**EXERCISE DESCRIPTION**
Go through the records below and return each line that has "true" in it.

(Dataset items)
-- Opening Marker --

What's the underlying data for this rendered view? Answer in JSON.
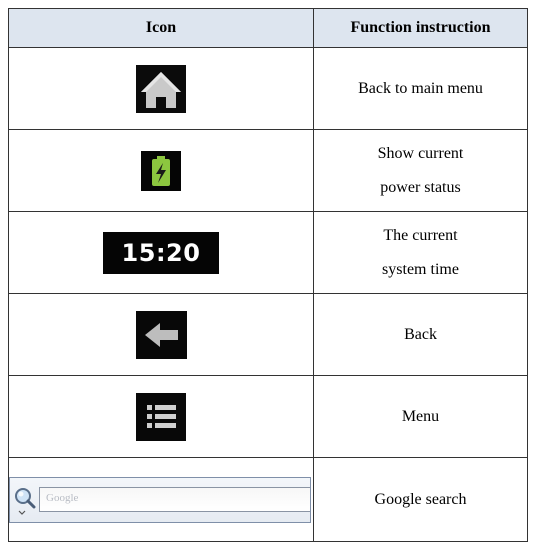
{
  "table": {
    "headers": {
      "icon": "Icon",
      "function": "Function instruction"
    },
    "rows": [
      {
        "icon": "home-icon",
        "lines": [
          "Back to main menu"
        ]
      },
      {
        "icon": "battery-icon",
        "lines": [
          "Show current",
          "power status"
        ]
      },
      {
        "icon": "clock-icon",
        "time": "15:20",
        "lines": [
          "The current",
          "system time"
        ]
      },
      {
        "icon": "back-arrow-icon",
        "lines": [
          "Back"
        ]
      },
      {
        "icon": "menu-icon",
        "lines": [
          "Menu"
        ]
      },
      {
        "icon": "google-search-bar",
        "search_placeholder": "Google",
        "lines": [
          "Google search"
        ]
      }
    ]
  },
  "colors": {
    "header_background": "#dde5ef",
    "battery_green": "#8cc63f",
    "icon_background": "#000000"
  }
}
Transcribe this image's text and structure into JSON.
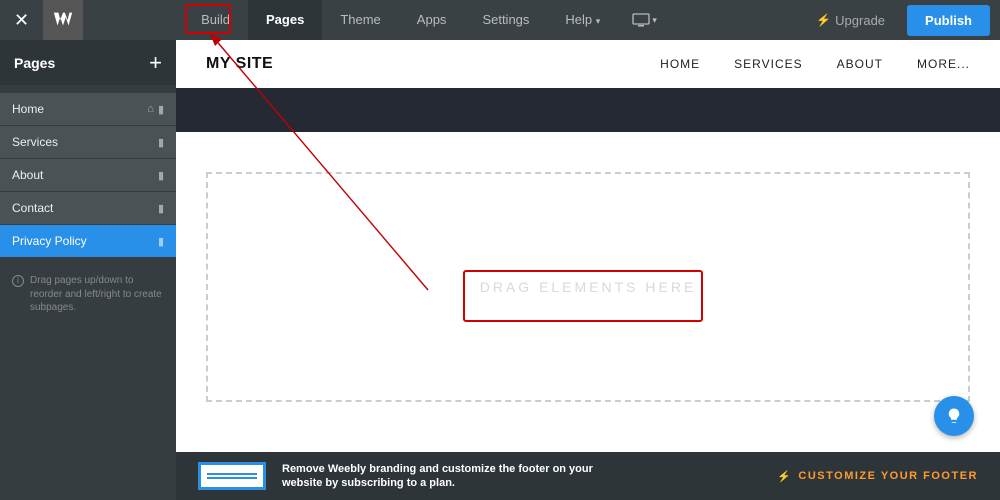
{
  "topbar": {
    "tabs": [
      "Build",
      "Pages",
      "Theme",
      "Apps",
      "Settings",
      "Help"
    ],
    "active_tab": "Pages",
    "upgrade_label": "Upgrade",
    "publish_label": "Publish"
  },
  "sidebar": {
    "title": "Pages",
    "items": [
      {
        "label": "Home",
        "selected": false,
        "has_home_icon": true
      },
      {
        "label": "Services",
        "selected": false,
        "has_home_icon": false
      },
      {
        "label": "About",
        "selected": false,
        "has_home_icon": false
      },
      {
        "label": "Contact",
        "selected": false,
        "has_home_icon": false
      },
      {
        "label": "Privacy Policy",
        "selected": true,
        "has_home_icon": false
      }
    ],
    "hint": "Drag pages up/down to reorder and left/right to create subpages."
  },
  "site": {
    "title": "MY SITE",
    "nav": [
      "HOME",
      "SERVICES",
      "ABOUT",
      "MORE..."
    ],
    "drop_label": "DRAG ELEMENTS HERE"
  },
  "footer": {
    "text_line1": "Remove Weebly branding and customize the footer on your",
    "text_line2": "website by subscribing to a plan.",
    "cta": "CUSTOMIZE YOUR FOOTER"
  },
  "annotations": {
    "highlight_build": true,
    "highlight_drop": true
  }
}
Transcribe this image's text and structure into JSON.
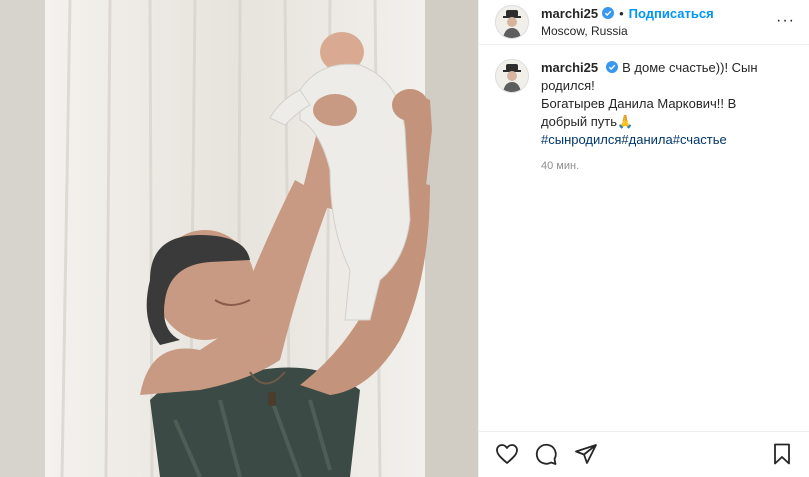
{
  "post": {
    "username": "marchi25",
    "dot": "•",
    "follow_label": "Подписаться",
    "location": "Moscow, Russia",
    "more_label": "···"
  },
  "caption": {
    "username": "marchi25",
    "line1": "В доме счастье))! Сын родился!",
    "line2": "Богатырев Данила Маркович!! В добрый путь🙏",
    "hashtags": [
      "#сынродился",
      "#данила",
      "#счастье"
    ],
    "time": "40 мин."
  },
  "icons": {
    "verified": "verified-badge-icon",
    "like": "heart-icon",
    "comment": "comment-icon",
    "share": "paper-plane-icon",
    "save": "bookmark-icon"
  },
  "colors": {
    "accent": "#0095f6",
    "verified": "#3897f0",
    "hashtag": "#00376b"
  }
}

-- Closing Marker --

**FINAL ANSWER**
        "has_home_icon": true
        "selected": true,
    "highlight_build": true,
    "highlight_drop": true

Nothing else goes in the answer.